Fixing What's Wrong with EHRs is Easier Done than Said

December 8, 2014

The crises of immigration and drought cannot be solved, only mitigated or accommodated. The EHR crisis, on the other hand, has a solution.

Immigration, drought, and EHR are all of great concern. We know people are concerned about immigration because of the daily news. The message is basically, "Solve the immigration crisis." In California, farmers are concerned about the drought as the "Solve the water crisis" billboards in the central valley attest.

It's obvious that physicians are concerned about EHRs. The concern is so great that the AMA convened an advisory committee and has spoken out. In September, they recommended overhauling (their word) the design of EHRs to improve usability and called on EHR vendors and the government, "To leverage the power of EHRs for enhancing patient care, improving productivity, and reducing administrative costs..." The AMA framework outlines a list of "usability priorities" - things they cannot specify precisely but are easily identified when you haven't got enough. The tip-off that these are "non-functional" requirements lie in the words of the AMA statement: enhance, support, promote, offer, reduce, promote, facilitate, and expedite. The first item on their list is, for example, "Enhance physicians' ability to provide high-quality patient care."

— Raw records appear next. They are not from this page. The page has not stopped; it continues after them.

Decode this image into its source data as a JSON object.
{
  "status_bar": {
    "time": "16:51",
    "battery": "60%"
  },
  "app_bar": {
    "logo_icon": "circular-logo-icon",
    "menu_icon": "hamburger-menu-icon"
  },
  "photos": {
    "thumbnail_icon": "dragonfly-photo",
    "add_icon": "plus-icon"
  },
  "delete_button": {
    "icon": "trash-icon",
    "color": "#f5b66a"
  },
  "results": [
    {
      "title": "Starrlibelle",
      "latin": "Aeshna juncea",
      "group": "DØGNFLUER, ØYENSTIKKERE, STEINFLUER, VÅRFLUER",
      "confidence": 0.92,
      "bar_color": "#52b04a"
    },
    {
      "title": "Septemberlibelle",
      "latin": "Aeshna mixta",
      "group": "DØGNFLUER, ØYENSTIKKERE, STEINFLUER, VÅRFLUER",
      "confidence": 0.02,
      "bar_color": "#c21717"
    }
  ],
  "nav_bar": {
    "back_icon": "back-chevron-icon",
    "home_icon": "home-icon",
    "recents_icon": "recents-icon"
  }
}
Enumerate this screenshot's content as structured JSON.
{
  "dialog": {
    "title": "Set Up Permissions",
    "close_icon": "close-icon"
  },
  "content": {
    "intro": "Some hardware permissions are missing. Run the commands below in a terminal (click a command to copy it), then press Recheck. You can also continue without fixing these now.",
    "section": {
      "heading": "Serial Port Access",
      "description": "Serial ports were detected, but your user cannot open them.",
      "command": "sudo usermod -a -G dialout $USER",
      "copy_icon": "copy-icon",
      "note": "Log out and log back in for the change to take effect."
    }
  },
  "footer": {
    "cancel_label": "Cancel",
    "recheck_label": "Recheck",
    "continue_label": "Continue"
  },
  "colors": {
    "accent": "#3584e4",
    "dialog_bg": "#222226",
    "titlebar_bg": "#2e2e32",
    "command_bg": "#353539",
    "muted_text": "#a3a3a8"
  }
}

According to the AMA, "these priorities were developed with the support of an external advisory committee comprised of practicing physicians, as well as noted experts, researchers, and executives in the field of health information technology."

To me, their announcement essentially says no more than, "Somebody, please solve the EHR crisis." If this reformulation sounds critical, it is, and I'll explain why.

"Solve the ... crisis" statements do little to advance a solution; they merely express concern, dismay, and helplessness. They lack actionable suggestions for how to solve the crisis. They merely express the hope that someone who is smarter or more knowledgeable will be able to do what they cannot.

This is where the EHR crisis diverges. Immigration and drought are the result of forces beyond the control of policymakers, legislators, vendors, or individual organizations. They are truly complex problems. Immigration and drought cannot be solved, only mitigated or accommodated.

Turning to EHR, let's consider the AMA's priorities. What does it mean, for example, to "Enhance physicians' ability to provide high-quality patient care?" Is there a single enhancement that would work in every EHR? How do you enhance a computer system in a way that will result in predictably higher-quality care? The vendors already claim (or perhaps believe) that their systems are optimal, or at least adequate. Will they have any idea how to make their "practically perfect products" better? Similar questions can, and should, be asked about each of the AMA's eight challenges.

Taking a step back, several points are inescapable:

• The problems with EHR were smoldering for years, but only became a crisis when the federal mandate was imposed.

• The mandate effectively put a stop to the development of new EHRs since, in addition to implementing their new concept, they must replicate everything that is old to get certified or no one would buy them.

• Few comprehend the root causes of the EHR problems about which they complain. The few have an idea, either don't disseminate their knowledge, can't get it published because editors assume that ordinary physicians don't need to know that stuff, or the publications appear in obscure journals that no physician will ever discover. Thus, most physicians, probably including the committee members, have only vague notions of what it might mean for an EHR to be better. They can't have had much experience with one that is significantly better because if there were such a beast, people would be using it instead of complaining. Most notions of what would be better are based on daydreams, not evidence.

• The AMA's contention that EHR just needs a minor overhaul implies that they believe that today's EHRs are basically sound and well-designed. This assumption has no basis in fact. Just because EHRs are bought and used is not evidence that they are well designed, easy to use, or that they do what people expect.

Unlike drought and immigration, there is a solution to the EHR crisis.

It is to abandon mandates, abandon certification, and abandon penalties and incentives. Instead, efforts should be directed toward educating physicians about the information science behind medical records, be they paper or electronic.

The money that is currently being wasted on incentives and bureaucracy should be redirected to fund:

• Research that concentrates on basic science and is not tied to, or conducted using, an existing EHR; and
• Development of completely new EHRs that start with a blank slate and embrace design concepts that put the medical record, not data, at their core.